> **TASK INSTRUCTIONS**: From the data that follows, report how many lines hold the string "React", giving only the number.
━━━ RECORD EXCERPTS
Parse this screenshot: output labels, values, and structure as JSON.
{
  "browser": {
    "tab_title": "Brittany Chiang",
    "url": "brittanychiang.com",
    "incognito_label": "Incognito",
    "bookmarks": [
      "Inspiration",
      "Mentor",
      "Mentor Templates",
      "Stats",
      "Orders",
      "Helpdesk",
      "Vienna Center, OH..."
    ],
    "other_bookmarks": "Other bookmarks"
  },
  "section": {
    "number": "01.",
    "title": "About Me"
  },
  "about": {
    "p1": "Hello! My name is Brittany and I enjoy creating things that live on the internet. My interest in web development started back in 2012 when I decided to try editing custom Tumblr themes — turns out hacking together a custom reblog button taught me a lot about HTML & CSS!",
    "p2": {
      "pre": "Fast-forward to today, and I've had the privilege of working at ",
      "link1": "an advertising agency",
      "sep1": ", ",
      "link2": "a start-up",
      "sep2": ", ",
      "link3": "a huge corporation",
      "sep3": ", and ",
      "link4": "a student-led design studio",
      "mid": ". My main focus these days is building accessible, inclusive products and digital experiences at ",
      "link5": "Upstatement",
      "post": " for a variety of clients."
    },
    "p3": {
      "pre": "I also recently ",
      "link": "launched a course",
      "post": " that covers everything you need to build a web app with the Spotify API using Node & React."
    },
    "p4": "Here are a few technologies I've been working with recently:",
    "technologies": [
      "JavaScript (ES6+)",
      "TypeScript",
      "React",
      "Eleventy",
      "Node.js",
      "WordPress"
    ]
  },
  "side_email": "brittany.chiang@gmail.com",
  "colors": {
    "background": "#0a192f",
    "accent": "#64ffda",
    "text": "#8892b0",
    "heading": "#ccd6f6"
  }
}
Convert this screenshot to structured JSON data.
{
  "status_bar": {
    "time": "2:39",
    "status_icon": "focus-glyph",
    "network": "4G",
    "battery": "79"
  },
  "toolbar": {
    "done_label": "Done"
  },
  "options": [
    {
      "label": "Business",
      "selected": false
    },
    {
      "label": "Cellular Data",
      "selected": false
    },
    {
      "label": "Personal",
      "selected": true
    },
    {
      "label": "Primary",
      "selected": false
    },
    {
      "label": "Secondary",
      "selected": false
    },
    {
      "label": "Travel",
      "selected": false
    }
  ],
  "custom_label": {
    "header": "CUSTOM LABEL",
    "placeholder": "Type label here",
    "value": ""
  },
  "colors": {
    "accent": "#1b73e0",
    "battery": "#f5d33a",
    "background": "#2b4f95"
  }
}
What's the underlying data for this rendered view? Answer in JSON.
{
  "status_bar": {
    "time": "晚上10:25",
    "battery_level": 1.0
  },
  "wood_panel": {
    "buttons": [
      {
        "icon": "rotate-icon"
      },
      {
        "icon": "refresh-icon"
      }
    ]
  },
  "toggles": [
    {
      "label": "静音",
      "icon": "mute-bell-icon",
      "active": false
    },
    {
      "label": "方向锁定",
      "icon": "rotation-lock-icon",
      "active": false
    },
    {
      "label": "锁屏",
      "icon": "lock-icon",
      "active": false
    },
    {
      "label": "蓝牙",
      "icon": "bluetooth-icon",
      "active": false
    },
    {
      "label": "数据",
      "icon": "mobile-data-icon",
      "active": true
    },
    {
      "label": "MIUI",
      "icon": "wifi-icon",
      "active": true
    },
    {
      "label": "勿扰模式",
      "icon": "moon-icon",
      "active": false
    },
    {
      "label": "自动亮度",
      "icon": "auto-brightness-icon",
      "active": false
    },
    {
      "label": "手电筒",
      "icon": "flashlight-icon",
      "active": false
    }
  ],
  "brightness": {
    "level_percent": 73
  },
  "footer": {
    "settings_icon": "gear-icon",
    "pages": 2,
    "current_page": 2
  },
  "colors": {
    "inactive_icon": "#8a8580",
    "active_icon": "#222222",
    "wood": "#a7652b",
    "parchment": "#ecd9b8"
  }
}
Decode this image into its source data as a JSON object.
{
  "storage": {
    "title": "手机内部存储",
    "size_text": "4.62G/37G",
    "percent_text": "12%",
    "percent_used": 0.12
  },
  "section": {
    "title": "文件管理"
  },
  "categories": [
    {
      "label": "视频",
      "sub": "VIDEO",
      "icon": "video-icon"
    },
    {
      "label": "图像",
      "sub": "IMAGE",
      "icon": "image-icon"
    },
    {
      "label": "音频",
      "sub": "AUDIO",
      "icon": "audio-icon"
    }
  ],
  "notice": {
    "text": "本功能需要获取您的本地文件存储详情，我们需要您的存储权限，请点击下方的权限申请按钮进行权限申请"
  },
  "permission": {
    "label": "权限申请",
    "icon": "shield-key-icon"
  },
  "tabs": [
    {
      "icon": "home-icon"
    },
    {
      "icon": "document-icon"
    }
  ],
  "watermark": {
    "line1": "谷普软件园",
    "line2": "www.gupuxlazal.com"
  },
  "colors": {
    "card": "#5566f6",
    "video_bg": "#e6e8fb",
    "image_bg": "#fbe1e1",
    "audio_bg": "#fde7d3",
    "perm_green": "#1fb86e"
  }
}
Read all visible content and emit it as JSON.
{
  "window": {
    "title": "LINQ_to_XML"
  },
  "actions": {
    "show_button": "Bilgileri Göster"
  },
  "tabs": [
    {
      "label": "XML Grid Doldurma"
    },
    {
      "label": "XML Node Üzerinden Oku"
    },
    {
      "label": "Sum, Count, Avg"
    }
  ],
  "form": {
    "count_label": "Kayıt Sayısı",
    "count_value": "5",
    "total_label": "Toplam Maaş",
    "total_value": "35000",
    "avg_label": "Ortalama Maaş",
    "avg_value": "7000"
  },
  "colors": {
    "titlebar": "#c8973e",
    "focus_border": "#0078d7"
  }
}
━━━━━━
> **RESPONSE**: 2